When you were a kid, did you ever try sit on a beach ball in the water?
I used to try to fool my friends in the deep end of the pool. I’d push that ball down as hard as I could with my arms and then slowly put one leg at a time over the top, until finally, I had a floating chair.
Then I’d call out, Hey look at me, I’m standing!
Inevitably, as soon as they’d look my way, I’d lose my balance and the ball would come flying up into the air with the force of a giant splash. I would fall under the water and everyone would laugh. My cover completely blown. I’d rise from the water like a drowned rat, my pride damaged.
I still try to sit on beach balls sometimes.
I caught myself doing it recently. When asked how I was doing, I responded with a big smile and a consistent answer that all was well. But then, my beach ball was a little unsteady and I wobbled.
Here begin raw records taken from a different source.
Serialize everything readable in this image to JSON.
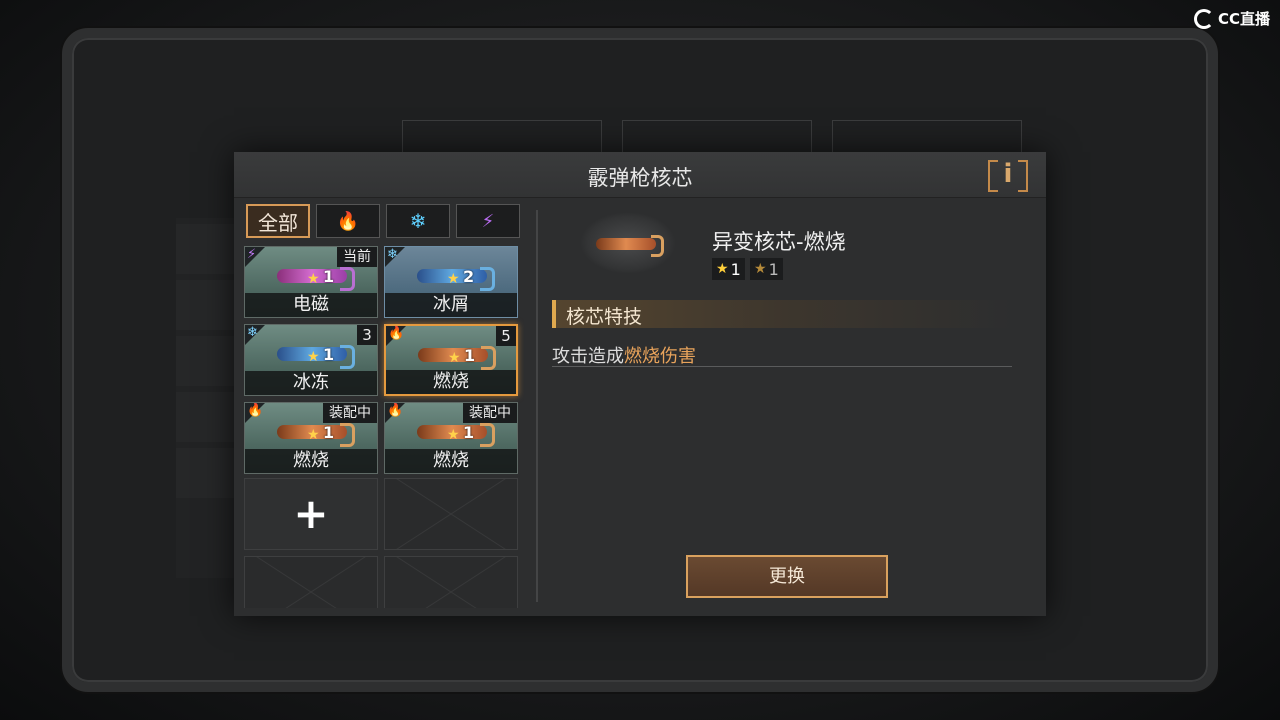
{
  "watermark": {
    "text": "CC直播"
  },
  "dialog": {
    "title": "霰弹枪核芯",
    "info_label": "i"
  },
  "filters": [
    {
      "label": "全部",
      "icon": "",
      "active": true
    },
    {
      "label": "",
      "icon": "fire-icon",
      "glyph": "🔥",
      "color": "#f08a3a",
      "active": false
    },
    {
      "label": "",
      "icon": "snowflake-icon",
      "glyph": "❄",
      "color": "#5fd0ff",
      "active": false
    },
    {
      "label": "",
      "icon": "lightning-icon",
      "glyph": "⚡",
      "color": "#b86cf0",
      "active": false
    }
  ],
  "cores": [
    {
      "name": "电磁",
      "element": "lightning-icon",
      "glyph": "⚡",
      "glyph_color": "#c07af5",
      "tag": "当前",
      "count": "",
      "level": "1",
      "style": "normal",
      "gun": "purple",
      "selected": false
    },
    {
      "name": "冰屑",
      "element": "ice-shard-icon",
      "glyph": "❄",
      "glyph_color": "#7fd4ff",
      "tag": "",
      "count": "",
      "level": "2",
      "style": "ice",
      "gun": "blue",
      "selected": false
    },
    {
      "name": "冰冻",
      "element": "snowflake-icon",
      "glyph": "❄",
      "glyph_color": "#7fd4ff",
      "tag": "",
      "count": "3",
      "level": "1",
      "style": "normal",
      "gun": "blue",
      "selected": false
    },
    {
      "name": "燃烧",
      "element": "fire-icon",
      "glyph": "🔥",
      "glyph_color": "#f08a3a",
      "tag": "",
      "count": "5",
      "level": "1",
      "style": "normal",
      "gun": "orange",
      "selected": true
    },
    {
      "name": "燃烧",
      "element": "fire-icon",
      "glyph": "🔥",
      "glyph_color": "#f08a3a",
      "tag": "装配中",
      "count": "",
      "level": "1",
      "style": "normal",
      "gun": "orange",
      "selected": false
    },
    {
      "name": "燃烧",
      "element": "fire-icon",
      "glyph": "🔥",
      "glyph_color": "#f08a3a",
      "tag": "装配中",
      "count": "",
      "level": "1",
      "style": "normal",
      "gun": "orange",
      "selected": false
    }
  ],
  "add_slot": {
    "icon": "plus-icon",
    "glyph": "+"
  },
  "detail": {
    "name": "异变核芯-燃烧",
    "star_primary": "1",
    "star_secondary": "1",
    "skill_title": "核芯特技",
    "skill_desc_prefix": "攻击造成",
    "skill_desc_highlight": "燃烧伤害",
    "highlight_color": "#e8a35b",
    "replace_label": "更换"
  },
  "colors": {
    "accent": "#d79a57",
    "selected_border": "#e59a3e"
  }
}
I realized that in reality, everything was not great.
There was something brewing in me that I wasn’t talking about. I was shoving it down, pretending it wasn’t there. I was walled off. So many things were going well on the outside, it was just faster and easier to gloss over the icky parts and stick to the script. It’s amazing how putting yourself in transparent relationships with others will make you drop the script.
As soon as you call out, trying to pretend everything is okay, the beach ball will blow.
That’s what happened with me.
What’s wonderful about close friends though, is when you come up from the water, you don’t see them laughing and feel the weight of damaged pride. It’s actually completely opposite. You see them swimming towards you, hands outstretched, ready to pull you back to the shallow end.
They become concerned and empathetic life guards.
When they start to swim towards you, something beautiful happens. You instantly see beach balls emerge from the water all around them. As they turn their love and attention towards you, it allows them to ease up on the beach balls they’ve been pushing down, too.
When I followed up my surface response with a deeper more authentic answer, my friends responded with such openness, empathy, and love.
I was struck by one response in particular.
One friend said, You are not alone. Amid the explanation of her ups and downs she said, I am just tired of feeling like the broken one.
I felt her every word.
It stung, but it healed. I felt so held. Not because she was actually holding me, because she was standing beside me. Because she reminded me I wasn’t drowning. I was just a little wet and embarrassed. And so was she.
Everyone needs a friend and a towel sometimes.
Every one of us needs to be reminded that we aren’t the broken one.
We are human.
We have needs and dreams and desires. We want to float perfectly on our beach balls waving a pageant wave and smiling a vaseline smile, but it’s impossible. What we need is a towel and a hand to hold.
We need to splash around in the shallow end with a friend who loves us.
Do you ever feel like the broken one?
You aren’t broken. You are human.
A messy, imperfect, beautiful, unique human being.
Let go of your death grip on the beach ball.
To more love,
P.S. Last year, I wrote about why we need a friendship challenge. It’s beautiful that this year, I can write a story about how that challenge and that app have kept me sane. 😉